> [DIRECTIONS FOR THIS TASK]: Wherever a line of the listing holds the string "Texture", copy that line.

--------------------------------

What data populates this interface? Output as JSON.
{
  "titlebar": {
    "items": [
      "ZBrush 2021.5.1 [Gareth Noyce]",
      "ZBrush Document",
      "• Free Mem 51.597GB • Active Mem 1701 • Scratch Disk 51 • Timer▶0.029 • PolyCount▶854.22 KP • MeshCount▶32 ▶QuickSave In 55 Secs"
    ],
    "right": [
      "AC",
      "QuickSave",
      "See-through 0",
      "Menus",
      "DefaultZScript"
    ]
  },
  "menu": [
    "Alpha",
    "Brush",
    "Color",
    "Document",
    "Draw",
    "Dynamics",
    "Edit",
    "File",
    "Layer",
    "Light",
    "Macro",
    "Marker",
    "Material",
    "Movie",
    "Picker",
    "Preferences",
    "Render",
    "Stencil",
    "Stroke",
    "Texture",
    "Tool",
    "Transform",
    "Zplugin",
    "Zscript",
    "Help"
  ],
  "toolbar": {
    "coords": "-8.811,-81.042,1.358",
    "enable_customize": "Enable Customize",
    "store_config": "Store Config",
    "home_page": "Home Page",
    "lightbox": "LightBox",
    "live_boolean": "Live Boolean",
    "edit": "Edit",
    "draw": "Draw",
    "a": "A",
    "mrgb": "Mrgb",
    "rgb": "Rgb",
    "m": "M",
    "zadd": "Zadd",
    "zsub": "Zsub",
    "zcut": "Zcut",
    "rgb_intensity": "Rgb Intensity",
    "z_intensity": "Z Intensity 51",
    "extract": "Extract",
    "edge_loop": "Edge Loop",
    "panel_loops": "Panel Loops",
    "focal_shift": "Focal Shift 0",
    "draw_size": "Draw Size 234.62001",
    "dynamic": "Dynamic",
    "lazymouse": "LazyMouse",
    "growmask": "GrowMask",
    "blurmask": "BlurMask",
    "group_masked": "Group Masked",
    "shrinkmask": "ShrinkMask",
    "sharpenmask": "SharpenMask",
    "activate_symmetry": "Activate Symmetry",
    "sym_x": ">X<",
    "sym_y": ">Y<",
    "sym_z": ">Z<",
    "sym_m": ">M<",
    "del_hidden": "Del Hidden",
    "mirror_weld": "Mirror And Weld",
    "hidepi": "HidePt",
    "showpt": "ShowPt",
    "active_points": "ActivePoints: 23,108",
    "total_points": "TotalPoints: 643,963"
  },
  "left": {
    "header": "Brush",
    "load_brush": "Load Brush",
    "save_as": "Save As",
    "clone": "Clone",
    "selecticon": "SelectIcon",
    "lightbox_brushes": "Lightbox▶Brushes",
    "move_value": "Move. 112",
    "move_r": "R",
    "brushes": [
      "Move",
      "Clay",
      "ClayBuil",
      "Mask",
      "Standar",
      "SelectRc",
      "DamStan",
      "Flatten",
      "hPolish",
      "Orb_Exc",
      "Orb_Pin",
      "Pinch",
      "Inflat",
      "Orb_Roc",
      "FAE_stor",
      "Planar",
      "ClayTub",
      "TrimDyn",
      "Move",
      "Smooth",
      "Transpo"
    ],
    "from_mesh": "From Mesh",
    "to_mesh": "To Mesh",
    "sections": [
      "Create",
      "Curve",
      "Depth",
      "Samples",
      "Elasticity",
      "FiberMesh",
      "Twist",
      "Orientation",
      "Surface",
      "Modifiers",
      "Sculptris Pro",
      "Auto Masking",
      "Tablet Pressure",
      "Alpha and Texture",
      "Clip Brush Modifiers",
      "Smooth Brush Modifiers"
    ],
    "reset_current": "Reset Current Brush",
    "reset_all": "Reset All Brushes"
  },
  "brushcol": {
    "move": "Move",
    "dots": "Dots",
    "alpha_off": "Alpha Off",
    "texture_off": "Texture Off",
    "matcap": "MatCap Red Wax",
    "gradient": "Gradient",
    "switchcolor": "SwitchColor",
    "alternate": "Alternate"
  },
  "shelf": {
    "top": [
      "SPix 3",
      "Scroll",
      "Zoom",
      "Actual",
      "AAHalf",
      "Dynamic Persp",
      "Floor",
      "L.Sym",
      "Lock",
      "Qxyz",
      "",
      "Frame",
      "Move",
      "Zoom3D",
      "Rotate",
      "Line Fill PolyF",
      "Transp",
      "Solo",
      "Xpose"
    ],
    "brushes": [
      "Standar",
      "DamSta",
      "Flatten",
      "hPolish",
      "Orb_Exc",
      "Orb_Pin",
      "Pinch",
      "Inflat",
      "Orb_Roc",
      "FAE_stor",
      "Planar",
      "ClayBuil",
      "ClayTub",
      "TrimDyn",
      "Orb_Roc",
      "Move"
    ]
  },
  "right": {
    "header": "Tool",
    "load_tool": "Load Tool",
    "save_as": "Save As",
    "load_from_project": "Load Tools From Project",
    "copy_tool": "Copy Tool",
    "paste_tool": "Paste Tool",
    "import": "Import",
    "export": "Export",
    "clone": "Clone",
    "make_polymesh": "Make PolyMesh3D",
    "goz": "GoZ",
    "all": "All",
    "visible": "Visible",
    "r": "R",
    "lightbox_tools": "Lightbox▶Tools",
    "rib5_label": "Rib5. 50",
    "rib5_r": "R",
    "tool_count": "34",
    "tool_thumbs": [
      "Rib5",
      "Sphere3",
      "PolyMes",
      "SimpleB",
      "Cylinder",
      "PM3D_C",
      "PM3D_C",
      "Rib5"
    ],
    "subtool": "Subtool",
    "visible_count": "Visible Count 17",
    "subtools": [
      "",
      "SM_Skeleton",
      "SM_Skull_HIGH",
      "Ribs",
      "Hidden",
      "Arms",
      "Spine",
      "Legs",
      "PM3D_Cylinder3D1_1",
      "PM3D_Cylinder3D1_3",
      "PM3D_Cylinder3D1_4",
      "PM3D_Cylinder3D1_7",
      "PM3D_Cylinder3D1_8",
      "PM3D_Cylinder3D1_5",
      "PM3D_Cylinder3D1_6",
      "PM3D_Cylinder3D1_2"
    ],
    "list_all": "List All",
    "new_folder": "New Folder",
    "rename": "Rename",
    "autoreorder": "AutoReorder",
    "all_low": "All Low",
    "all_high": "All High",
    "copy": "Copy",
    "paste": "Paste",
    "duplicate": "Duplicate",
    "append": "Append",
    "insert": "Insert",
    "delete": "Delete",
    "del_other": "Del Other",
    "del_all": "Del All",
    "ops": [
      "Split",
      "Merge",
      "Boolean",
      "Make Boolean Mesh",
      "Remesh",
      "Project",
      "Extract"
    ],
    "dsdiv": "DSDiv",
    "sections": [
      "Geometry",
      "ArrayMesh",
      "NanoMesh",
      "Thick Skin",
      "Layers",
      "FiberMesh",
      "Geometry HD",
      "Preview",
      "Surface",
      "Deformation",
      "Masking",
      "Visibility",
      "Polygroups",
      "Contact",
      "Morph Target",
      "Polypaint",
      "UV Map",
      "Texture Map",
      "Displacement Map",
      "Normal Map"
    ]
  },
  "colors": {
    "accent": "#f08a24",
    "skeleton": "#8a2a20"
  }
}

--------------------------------

> [SOLUTION FOR THIS TASK]:
    "Texture",
      "Alpha and Texture",
    "texture_off": "Texture Off",
      "Texture Map",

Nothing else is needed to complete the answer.